This semester, I’ve been auditing a seminar at MIT called Music Perception and Cognition. I took it because I wanted to be exposed to a lot of the current research in the field; I had been reading a lot of scientific papers on my own that I had found via the internet and various journals, but I had no idea which ones were important, and my knowledge of music cognition was, for the most part, rocky and self-taught. The class has been particularly heavy on computational models of pitch perception, which is not a forte of mine. Sometimes I feel like I understand maybe 45% of what’s going on, and sometimes it hurts my brain. But I took the class because I wanted to ‘not understand’; it’s also very useful to find out what is, as of yet, not understood.
Simon has a new anthology out, which you can get here, complete with snappy cover. I haven’t read it yet, but Blissed Out is one of my all-time top reads and I’m sure this collection will be too.
Proof positive of the science/art divide: Last week I was in DC for four days, for the annual Medicine in the Media: Reporting on Medical Research boot camp run by the National Institutes of Health. Now I’m in Boston, thinking about music; tomorrow I’ll be in New York, teaching science. The next day, I’ll be in Seattle for the EMP Pop Conference, to present a paper titled “Examining European Fandom of the American Dance-Music Mythos.” Then I’m heading to Vancouver to do a story on Mathew Jonson and the Wagon Repair crew.
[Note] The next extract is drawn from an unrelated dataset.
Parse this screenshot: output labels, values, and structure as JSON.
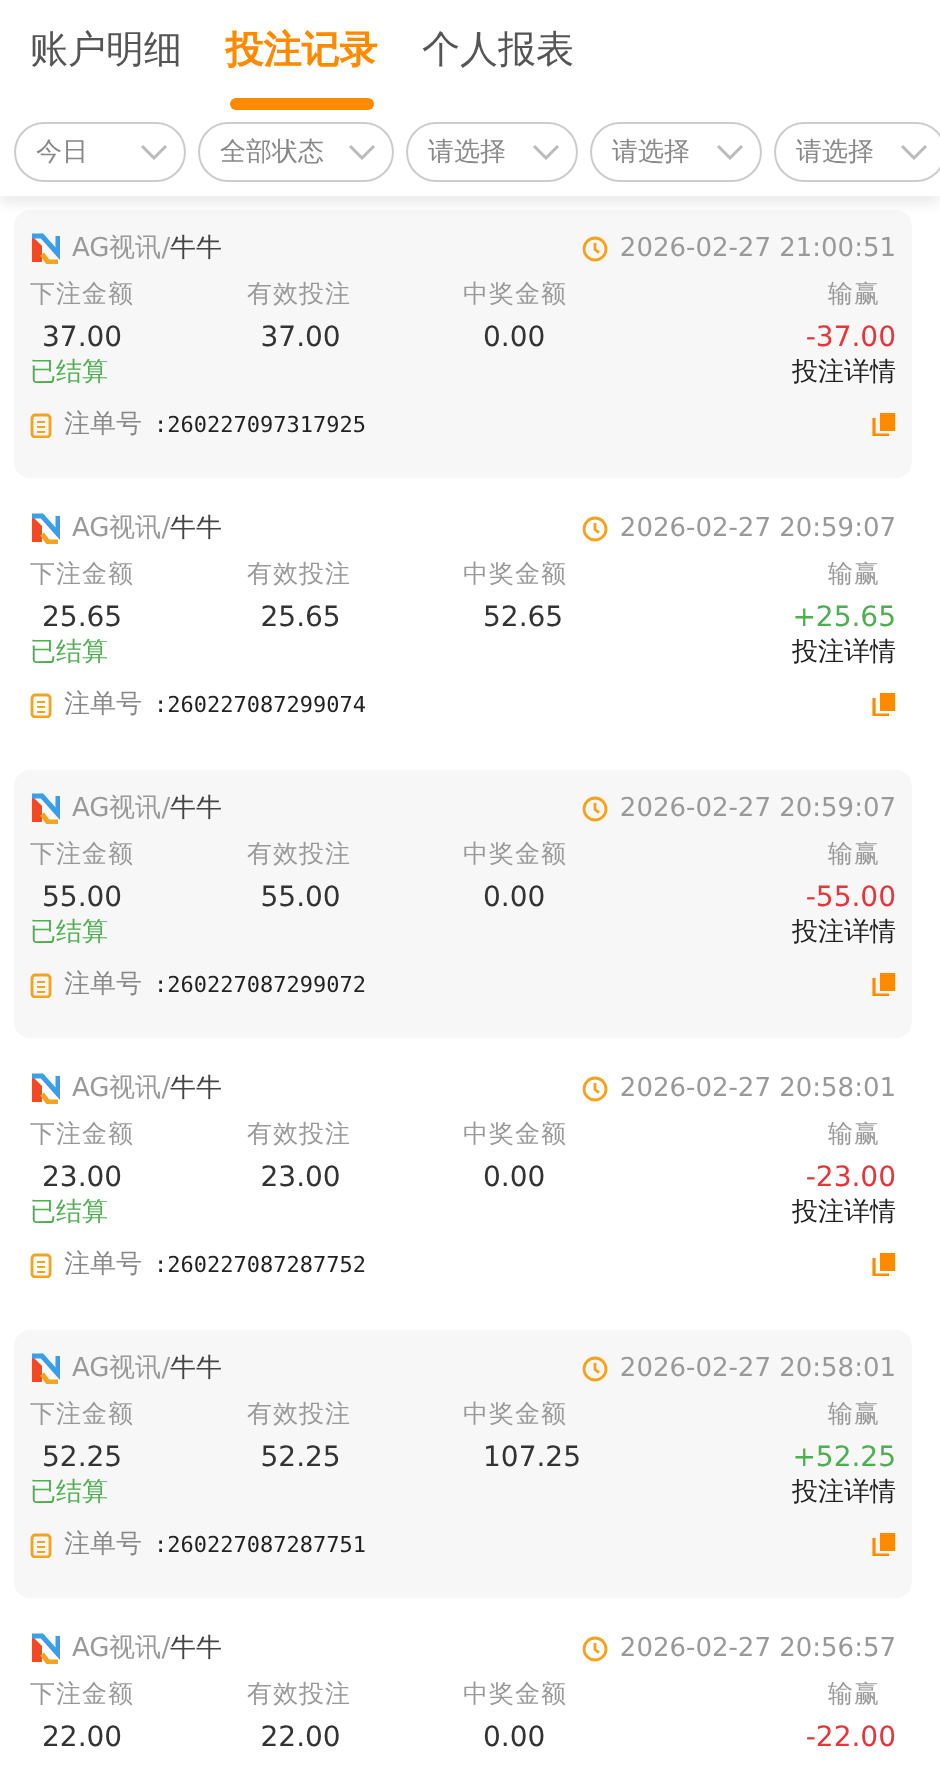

Then back to New York to do more science. Then back to Boston.